■ PROBLEM DESCRIPTION: Copy, from the data below, each line that has the word "Favicons".

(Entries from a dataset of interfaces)

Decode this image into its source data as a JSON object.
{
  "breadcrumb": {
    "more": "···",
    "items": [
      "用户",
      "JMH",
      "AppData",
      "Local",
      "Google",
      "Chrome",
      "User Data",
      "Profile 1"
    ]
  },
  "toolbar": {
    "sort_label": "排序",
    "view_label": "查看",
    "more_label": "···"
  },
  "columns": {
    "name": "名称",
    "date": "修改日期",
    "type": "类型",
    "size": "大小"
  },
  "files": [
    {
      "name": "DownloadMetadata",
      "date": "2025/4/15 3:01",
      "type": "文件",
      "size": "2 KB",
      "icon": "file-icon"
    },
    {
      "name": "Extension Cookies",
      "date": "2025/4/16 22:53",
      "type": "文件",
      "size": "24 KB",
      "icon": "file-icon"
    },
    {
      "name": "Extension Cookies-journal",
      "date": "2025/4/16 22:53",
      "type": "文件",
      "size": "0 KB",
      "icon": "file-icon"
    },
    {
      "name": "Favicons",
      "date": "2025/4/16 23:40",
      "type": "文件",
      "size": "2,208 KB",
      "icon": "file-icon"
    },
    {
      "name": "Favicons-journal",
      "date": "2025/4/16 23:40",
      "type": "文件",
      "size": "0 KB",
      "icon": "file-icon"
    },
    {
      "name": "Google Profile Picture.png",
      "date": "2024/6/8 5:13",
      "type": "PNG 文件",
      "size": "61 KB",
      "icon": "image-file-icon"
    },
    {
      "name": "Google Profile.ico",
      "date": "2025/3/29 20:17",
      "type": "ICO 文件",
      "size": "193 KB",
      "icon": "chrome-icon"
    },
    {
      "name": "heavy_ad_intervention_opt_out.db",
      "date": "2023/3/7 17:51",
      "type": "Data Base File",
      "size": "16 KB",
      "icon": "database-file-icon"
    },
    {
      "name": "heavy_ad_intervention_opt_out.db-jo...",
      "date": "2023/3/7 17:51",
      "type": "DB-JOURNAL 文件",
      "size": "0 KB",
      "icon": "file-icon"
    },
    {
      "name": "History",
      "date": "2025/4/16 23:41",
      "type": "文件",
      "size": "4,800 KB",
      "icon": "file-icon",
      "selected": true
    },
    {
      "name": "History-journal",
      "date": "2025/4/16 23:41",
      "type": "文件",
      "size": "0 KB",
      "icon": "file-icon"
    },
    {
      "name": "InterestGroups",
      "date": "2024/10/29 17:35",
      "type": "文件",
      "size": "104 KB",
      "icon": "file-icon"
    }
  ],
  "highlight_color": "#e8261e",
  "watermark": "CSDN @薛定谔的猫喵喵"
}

■ RESULT FOR THIS EXERCISE:
      "name": "Favicons",
      "name": "Favicons-journal",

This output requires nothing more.